The tradition of Maypole dancing can be found in many countries including the US, the UK, Germany, Italy, Canada, and Belgium, and it’s far from clear how it came about or what it symbolises. Some think of it as a celebration of springtime, and to others it has suggested a pagan worship of trees, or fertility. To me, it represents the creation of a pattern from actions that seemed meaningless. We had been taught to perform a series of steps, and at the end of it there was a result that we could not have foreseen.
When I started to write The Arrival of Missives the image of a Maypole was often in my mind. It’s the story of a girl who lives in a village in the UK. The year is 1920; the Great War is over and huge changes to society are to come, but they have not reached her little village yet. She is focused only on what comes next for her: she will marry the blacksmith’s son, she will have children, and she will live her entire life in that quiet place and time.
But a different person has another series of steps in mind for her. Her schoolteacher, for whom she has deep feelings, tells her that he can see where the steps lead. He knows how to create an entirely different kind of dance. Should she trust his knowledge, or the traditions of her village? Or should she make up her own steps in this dance? May Day approaches and she finds herself in the running to become May Queen. This small event – that many would deem insignificant – might change the course of all humanity.

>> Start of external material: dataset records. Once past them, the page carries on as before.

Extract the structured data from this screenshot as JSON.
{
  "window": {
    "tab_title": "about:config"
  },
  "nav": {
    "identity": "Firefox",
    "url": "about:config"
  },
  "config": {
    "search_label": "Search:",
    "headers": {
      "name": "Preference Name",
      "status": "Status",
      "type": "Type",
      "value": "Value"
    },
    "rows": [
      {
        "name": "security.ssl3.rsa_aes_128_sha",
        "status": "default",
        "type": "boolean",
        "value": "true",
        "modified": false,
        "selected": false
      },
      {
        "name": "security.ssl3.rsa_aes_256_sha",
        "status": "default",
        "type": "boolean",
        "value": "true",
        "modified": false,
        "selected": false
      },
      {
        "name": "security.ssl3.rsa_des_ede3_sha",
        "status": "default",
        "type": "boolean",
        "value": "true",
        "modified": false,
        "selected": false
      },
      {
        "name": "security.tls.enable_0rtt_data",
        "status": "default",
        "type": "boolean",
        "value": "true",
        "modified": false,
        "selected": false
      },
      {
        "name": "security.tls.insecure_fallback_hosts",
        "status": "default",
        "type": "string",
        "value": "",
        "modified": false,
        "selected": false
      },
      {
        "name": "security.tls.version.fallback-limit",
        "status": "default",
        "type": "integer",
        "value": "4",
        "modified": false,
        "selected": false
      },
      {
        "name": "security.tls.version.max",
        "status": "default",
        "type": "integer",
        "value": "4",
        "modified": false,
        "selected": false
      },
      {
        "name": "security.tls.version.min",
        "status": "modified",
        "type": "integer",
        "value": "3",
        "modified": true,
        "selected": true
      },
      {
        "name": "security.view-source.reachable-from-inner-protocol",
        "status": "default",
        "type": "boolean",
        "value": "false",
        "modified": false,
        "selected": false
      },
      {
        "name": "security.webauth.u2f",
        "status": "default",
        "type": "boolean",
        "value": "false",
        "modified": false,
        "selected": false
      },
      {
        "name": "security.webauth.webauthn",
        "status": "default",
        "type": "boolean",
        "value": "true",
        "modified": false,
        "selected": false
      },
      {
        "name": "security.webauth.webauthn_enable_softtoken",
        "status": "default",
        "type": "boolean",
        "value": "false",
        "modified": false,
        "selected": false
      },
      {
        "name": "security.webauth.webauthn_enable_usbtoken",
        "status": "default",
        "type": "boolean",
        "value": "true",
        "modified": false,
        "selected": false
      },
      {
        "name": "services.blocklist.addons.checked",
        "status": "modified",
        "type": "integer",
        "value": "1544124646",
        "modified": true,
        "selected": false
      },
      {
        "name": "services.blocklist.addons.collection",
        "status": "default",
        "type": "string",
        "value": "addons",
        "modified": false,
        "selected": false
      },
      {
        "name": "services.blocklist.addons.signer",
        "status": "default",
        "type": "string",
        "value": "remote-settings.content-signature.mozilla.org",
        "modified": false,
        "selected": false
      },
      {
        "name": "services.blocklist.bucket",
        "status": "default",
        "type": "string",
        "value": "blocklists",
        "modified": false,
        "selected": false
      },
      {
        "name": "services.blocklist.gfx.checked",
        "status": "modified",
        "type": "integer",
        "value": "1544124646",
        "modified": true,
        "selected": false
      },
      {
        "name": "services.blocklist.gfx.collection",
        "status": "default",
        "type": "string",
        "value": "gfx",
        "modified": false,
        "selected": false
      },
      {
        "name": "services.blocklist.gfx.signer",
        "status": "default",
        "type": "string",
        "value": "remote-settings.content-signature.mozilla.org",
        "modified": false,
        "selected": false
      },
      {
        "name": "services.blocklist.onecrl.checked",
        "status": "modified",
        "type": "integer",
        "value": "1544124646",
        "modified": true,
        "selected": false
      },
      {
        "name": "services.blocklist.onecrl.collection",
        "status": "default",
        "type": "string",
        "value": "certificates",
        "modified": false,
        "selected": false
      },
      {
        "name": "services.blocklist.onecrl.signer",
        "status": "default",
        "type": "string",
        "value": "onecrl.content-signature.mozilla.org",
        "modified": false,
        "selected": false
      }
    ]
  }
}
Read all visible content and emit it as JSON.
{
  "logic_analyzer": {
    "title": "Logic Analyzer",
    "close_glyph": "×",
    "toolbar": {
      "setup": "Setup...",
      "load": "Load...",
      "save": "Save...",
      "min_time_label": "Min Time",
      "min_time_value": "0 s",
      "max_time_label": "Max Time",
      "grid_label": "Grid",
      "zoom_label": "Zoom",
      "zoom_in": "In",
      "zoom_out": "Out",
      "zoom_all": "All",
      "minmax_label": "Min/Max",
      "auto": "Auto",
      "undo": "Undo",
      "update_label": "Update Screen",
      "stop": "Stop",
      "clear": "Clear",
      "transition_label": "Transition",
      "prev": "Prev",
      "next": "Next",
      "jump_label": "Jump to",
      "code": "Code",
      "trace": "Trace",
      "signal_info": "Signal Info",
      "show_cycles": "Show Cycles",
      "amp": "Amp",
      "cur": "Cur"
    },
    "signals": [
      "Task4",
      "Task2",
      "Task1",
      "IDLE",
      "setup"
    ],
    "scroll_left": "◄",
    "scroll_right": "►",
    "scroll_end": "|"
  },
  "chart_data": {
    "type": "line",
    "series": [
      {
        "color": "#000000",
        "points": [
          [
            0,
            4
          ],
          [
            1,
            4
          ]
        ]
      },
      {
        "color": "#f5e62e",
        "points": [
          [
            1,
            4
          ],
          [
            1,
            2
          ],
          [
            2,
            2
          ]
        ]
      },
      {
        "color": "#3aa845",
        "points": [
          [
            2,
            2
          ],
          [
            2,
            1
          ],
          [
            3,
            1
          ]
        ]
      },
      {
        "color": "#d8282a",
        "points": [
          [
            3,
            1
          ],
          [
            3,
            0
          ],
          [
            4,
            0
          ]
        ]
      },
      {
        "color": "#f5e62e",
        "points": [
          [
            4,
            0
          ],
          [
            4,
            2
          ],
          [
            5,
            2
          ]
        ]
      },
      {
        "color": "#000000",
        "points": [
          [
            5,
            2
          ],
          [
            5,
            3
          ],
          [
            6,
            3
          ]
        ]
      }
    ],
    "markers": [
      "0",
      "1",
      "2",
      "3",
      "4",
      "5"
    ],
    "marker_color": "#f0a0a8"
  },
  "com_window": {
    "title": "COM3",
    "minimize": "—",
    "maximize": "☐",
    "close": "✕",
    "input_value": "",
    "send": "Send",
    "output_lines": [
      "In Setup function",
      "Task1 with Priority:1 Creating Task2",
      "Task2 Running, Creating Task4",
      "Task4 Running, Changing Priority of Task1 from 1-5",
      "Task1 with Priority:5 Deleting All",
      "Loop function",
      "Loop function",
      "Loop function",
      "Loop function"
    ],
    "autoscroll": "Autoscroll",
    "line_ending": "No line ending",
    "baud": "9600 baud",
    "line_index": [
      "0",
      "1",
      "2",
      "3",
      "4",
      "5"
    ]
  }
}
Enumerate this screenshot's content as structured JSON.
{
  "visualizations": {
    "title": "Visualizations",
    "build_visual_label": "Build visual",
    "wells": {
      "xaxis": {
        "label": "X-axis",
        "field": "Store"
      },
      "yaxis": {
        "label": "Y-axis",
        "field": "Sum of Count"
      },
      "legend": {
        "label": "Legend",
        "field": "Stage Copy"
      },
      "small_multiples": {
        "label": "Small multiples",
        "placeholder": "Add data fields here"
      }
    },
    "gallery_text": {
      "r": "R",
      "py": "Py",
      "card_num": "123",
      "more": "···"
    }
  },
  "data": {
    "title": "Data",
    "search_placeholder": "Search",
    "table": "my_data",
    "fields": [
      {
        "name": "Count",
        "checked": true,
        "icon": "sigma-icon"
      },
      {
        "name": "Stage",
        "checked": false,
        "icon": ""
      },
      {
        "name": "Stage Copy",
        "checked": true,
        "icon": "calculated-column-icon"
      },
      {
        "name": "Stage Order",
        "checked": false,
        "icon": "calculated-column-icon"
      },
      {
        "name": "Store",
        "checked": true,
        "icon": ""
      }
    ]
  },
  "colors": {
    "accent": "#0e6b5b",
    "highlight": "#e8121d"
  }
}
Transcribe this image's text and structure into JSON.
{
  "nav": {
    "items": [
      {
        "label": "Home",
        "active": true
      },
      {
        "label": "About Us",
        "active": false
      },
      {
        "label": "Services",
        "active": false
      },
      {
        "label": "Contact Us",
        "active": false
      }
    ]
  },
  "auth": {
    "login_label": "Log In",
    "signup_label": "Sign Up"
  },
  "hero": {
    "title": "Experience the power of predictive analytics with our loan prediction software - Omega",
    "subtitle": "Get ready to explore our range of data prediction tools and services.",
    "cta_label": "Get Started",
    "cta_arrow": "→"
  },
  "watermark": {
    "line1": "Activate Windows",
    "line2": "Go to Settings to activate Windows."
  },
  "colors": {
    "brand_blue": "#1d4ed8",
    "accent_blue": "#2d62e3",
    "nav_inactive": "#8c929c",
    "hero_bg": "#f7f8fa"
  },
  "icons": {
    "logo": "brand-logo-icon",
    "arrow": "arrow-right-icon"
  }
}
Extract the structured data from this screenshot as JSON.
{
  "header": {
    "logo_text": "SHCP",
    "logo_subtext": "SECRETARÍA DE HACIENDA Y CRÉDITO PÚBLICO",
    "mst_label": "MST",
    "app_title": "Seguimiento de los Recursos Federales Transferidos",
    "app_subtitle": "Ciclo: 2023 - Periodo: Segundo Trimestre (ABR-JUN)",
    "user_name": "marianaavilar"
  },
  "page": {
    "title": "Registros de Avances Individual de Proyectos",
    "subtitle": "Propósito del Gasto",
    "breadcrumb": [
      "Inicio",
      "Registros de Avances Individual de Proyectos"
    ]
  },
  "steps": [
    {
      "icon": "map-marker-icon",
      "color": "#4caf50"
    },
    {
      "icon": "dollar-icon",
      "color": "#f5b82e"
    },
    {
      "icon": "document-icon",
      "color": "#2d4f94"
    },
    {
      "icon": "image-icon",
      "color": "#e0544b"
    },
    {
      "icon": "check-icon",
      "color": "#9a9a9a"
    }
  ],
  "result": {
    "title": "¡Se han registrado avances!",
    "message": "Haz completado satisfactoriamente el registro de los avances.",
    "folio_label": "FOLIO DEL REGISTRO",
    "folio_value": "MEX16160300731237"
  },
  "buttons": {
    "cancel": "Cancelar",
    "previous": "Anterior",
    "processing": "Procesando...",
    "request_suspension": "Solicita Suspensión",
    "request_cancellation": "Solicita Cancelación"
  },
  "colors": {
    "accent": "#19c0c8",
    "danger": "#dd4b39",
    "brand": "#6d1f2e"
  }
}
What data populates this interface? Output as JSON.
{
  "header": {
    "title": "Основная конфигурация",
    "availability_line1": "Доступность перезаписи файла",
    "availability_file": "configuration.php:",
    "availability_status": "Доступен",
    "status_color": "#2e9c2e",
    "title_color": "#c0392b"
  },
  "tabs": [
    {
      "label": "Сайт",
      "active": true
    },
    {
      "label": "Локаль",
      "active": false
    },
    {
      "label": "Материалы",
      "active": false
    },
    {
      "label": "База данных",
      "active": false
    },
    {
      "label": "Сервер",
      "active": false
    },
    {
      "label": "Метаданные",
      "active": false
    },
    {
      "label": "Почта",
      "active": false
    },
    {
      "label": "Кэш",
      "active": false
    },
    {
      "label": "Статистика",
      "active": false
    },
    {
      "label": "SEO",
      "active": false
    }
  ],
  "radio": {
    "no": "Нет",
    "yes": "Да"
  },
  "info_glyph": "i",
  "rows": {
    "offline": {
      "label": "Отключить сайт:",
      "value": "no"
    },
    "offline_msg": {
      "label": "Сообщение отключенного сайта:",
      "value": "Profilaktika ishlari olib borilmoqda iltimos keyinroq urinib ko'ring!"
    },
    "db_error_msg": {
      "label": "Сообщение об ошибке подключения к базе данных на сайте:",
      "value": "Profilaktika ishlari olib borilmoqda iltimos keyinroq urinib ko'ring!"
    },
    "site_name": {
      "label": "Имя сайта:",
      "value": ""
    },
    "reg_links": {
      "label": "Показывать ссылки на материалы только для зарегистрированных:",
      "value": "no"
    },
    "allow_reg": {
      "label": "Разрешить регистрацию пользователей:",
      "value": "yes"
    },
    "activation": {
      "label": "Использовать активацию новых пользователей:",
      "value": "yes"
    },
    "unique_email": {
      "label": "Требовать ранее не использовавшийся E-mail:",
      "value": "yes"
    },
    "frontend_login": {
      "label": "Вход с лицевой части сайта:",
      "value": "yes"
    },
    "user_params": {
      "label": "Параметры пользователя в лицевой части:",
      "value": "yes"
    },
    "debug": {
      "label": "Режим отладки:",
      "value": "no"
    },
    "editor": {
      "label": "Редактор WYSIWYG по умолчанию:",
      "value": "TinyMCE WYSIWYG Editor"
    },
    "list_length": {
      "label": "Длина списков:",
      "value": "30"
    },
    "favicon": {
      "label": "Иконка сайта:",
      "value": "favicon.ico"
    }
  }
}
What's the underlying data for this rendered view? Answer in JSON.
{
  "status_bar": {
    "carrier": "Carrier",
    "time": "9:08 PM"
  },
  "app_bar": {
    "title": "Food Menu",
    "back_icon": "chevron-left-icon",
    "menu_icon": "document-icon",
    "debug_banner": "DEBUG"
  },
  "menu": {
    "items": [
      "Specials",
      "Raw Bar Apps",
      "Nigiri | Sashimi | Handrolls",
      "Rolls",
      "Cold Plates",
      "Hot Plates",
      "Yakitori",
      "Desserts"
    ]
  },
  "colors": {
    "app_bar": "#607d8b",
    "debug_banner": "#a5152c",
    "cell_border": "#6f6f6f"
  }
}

I live close to a museum of historic buildings. These cottages, workshops, barns and mills have been moved from their original sites and relocated, piece by piece, in the middle of the West Sussex countryside to make a new pattern of houses from different times, for different purposes. Nobody could ever have foreseen their future – or the future of the old Maypole that stands among them, taken from a village to grace a museum instead. Every May Day the museum hosts a festival, and people dance. We’re all making patterns, even if we can’t see them. Who know what future they bring?